**Work required**
Everything in the listing below needs to be retyped exactly.

**Available data**
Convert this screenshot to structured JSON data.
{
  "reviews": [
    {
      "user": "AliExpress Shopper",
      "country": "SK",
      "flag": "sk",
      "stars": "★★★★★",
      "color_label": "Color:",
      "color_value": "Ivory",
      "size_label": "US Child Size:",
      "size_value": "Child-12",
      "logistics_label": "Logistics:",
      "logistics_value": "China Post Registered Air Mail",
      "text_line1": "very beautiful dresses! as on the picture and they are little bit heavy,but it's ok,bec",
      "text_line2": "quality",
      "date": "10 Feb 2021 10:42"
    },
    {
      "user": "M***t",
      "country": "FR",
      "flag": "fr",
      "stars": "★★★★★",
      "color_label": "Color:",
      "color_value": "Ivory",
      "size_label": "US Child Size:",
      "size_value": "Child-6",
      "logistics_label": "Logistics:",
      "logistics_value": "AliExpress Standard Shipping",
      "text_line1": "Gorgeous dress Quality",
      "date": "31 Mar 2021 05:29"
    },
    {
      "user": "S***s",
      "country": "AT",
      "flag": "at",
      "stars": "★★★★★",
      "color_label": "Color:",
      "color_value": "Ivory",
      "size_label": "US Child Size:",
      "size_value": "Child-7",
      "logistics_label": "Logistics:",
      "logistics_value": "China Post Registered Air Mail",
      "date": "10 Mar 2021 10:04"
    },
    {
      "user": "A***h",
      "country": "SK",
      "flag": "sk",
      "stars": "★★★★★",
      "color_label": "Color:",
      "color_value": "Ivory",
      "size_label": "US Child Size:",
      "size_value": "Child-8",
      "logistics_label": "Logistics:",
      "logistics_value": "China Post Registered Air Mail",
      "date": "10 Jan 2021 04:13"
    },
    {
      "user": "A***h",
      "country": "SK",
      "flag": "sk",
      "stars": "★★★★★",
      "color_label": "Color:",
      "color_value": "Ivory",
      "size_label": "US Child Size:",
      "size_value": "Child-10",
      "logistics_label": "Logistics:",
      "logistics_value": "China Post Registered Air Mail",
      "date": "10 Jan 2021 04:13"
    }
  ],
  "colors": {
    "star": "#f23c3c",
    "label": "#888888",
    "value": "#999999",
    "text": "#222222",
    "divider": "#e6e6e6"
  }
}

**Task answer**
Convert this screenshot to structured JSON data.
{
  "reviews": [
    {
      "user": "AliExpress Shopper",
      "country": "SK",
      "flag": "sk",
      "stars": "★★★★★",
      "color_label": "Color:",
      "color_value": "Ivory",
      "size_label": "US Child Size:",
      "size_value": "Child-12",
      "logistics_label": "Logistics:",
      "logistics_value": "China Post Registered Air Mail",
      "text_line1": "very beautiful dresses! as on the picture and they are little bit heavy,but it's ok,bec",
      "text_line2": "quality",
      "date": "10 Feb 2021 10:42"
    },
    {
      "user": "M***t",
      "country": "FR",
      "flag": "fr",
      "stars": "★★★★★",
      "color_label": "Color:",
      "color_value": "Ivory",
      "size_label": "US Child Size:",
      "size_value": "Child-6",
      "logistics_label": "Logistics:",
      "logistics_value": "AliExpress Standard Shipping",
      "text_line1": "Gorgeous dress Quality",
      "date": "31 Mar 2021 05:29"
    },
    {
      "user": "S***s",
      "country": "AT",
      "flag": "at",
      "stars": "★★★★★",
      "color_label": "Color:",
      "color_value": "Ivory",
      "size_label": "US Child Size:",
      "size_value": "Child-7",
      "logistics_label": "Logistics:",
      "logistics_value": "China Post Registered Air Mail",
      "date": "10 Mar 2021 10:04"
    },
    {
      "user": "A***h",
      "country": "SK",
      "flag": "sk",
      "stars": "★★★★★",
      "color_label": "Color:",
      "color_value": "Ivory",
      "size_label": "US Child Size:",
      "size_value": "Child-8",
      "logistics_label": "Logistics:",
      "logistics_value": "China Post Registered Air Mail",
      "date": "10 Jan 2021 04:13"
    },
    {
      "user": "A***h",
      "country": "SK",
      "flag": "sk",
      "stars": "★★★★★",
      "color_label": "Color:",
      "color_value": "Ivory",
      "size_label": "US Child Size:",
      "size_value": "Child-10",
      "logistics_label": "Logistics:",
      "logistics_value": "China Post Registered Air Mail",
      "date": "10 Jan 2021 04:13"
    }
  ],
  "colors": {
    "star": "#f23c3c",
    "label": "#888888",
    "value": "#999999",
    "text": "#222222",
    "divider": "#e6e6e6"
  }
}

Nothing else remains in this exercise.